▸ **Task description**:
Within the data below, copy each line where the string "this" is found.

▸ **Stored data entries**:
+ + + +
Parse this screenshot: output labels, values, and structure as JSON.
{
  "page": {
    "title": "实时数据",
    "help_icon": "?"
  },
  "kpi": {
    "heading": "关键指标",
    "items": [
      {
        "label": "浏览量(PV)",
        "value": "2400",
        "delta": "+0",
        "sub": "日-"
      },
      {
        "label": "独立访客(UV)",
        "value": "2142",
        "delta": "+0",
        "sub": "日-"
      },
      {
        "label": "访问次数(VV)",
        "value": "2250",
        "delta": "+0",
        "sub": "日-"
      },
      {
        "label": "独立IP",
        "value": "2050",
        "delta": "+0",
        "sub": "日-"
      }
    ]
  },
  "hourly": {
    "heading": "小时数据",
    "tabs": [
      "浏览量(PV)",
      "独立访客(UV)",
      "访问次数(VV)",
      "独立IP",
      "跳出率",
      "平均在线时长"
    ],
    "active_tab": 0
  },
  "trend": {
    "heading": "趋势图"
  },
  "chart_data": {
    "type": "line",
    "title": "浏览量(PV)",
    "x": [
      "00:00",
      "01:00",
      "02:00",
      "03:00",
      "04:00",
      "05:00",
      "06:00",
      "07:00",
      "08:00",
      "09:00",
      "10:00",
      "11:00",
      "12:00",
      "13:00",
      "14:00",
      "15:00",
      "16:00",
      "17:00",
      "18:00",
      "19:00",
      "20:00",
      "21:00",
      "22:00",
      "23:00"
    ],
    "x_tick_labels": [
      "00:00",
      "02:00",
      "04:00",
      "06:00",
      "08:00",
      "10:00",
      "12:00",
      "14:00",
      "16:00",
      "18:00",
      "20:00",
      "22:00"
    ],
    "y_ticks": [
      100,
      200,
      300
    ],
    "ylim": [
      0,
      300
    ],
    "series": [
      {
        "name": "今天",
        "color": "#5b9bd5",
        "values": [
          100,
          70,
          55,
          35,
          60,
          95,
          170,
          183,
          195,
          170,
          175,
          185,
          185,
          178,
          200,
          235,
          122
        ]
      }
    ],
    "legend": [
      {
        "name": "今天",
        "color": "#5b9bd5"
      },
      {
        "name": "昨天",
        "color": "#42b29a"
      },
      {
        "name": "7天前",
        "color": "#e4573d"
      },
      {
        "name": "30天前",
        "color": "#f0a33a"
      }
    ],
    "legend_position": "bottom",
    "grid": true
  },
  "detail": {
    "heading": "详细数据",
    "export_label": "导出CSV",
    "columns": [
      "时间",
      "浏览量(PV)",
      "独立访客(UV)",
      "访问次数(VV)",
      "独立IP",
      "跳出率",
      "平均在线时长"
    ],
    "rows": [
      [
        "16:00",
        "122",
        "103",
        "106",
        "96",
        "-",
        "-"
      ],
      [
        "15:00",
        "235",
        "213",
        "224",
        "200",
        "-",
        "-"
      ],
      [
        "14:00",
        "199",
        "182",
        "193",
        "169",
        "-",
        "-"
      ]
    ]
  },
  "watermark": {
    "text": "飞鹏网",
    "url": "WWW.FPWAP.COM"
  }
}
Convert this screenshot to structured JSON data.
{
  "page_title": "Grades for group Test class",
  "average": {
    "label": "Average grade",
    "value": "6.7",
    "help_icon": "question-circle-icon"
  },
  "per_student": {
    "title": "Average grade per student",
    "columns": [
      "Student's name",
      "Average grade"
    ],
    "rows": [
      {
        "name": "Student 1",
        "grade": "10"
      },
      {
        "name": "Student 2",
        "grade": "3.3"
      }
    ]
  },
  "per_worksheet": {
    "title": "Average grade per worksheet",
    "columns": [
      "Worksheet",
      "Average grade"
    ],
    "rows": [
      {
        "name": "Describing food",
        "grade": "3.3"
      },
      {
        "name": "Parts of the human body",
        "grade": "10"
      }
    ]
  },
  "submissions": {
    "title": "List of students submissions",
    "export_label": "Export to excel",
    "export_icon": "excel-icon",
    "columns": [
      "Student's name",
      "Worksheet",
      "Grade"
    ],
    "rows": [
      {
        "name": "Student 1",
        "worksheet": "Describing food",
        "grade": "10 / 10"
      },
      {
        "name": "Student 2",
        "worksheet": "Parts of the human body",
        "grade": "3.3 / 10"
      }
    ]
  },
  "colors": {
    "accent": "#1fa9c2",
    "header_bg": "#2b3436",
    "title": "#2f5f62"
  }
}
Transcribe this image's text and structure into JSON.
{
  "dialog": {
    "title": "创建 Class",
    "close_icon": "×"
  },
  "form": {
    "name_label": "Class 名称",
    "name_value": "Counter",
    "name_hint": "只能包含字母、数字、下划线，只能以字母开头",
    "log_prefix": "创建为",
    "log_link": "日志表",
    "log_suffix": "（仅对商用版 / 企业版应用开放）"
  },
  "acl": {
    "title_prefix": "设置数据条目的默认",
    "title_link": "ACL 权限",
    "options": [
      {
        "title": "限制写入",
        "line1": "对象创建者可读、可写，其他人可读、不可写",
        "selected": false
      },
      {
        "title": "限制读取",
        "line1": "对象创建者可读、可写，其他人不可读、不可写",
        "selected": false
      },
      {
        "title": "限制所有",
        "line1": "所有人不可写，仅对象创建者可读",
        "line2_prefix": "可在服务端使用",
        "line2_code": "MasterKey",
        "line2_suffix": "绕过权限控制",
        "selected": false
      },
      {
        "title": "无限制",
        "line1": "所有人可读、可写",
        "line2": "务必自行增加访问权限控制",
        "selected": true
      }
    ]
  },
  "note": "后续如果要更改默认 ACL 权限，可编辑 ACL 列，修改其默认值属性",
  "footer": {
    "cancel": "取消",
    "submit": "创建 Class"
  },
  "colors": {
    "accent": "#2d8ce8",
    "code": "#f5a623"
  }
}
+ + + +
▸ **Exercise solution**:
Parse this screenshot: output labels, values, and structure as JSON.
Convert this screenshot to structured JSON data.
Transcribe this image's text and structure into JSON.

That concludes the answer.